## [TASK DIRECTIONS]
In the entries that follow, find every line containing "Matte" and copy it.

# # #

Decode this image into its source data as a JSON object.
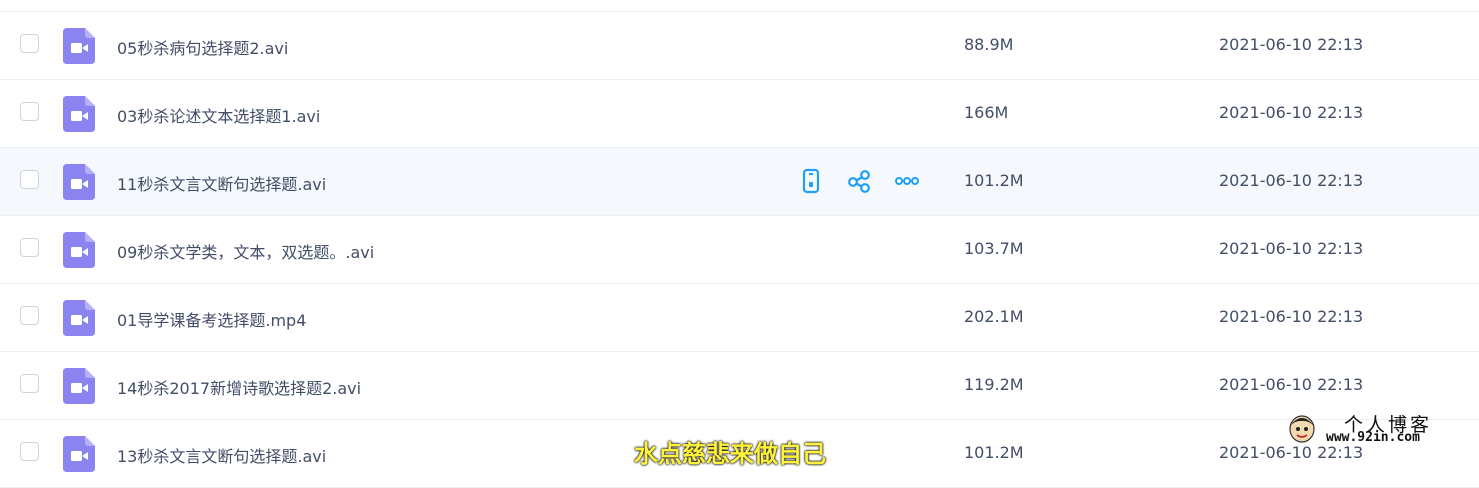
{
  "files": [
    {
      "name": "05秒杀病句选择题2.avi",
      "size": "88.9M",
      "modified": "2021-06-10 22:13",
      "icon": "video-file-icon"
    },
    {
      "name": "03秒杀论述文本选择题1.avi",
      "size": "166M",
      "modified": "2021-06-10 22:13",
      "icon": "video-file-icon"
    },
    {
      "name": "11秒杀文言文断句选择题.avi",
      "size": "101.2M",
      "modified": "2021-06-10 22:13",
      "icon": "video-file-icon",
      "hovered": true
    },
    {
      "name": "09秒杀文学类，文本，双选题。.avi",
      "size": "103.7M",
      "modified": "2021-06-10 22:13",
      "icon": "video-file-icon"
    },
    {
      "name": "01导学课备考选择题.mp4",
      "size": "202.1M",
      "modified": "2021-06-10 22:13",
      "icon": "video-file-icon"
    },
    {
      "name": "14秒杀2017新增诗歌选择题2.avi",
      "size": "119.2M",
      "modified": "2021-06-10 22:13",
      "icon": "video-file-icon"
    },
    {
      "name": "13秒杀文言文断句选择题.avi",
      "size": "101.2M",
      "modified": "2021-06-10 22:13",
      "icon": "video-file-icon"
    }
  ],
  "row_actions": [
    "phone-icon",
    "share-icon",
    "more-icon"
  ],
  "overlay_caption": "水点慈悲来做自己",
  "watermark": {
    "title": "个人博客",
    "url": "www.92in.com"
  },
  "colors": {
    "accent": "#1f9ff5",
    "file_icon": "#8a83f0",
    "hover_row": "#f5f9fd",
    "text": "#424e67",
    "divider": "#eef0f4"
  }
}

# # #

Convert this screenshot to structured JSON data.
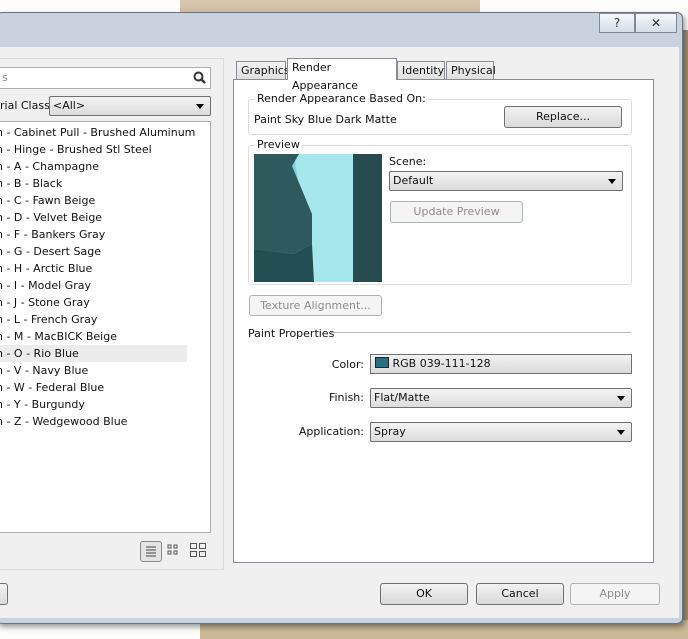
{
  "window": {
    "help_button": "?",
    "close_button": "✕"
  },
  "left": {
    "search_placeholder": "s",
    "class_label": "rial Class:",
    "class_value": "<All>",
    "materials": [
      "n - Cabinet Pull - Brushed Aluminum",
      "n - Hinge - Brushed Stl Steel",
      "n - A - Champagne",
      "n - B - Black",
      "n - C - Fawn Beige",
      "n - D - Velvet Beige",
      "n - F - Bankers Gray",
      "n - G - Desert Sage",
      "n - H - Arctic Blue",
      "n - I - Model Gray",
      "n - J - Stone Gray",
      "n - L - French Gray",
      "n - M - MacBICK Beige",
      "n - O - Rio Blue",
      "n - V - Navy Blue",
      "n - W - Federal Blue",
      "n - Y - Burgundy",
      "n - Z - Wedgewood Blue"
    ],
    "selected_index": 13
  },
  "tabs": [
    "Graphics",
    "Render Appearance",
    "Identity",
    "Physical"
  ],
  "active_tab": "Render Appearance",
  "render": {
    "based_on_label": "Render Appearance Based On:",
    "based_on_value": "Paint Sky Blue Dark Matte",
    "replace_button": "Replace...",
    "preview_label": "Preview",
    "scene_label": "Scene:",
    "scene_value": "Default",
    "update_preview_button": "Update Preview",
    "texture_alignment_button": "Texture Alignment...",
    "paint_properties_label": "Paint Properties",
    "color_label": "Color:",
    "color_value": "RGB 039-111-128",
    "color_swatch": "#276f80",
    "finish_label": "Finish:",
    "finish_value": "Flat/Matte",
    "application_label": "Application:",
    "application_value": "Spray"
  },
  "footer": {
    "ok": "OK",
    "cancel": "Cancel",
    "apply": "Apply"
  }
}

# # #

## [EXERCISE RESPONSE]
    "based_on_value": "Paint Sky Blue Dark Matte",
    "finish_value": "Flat/Matte",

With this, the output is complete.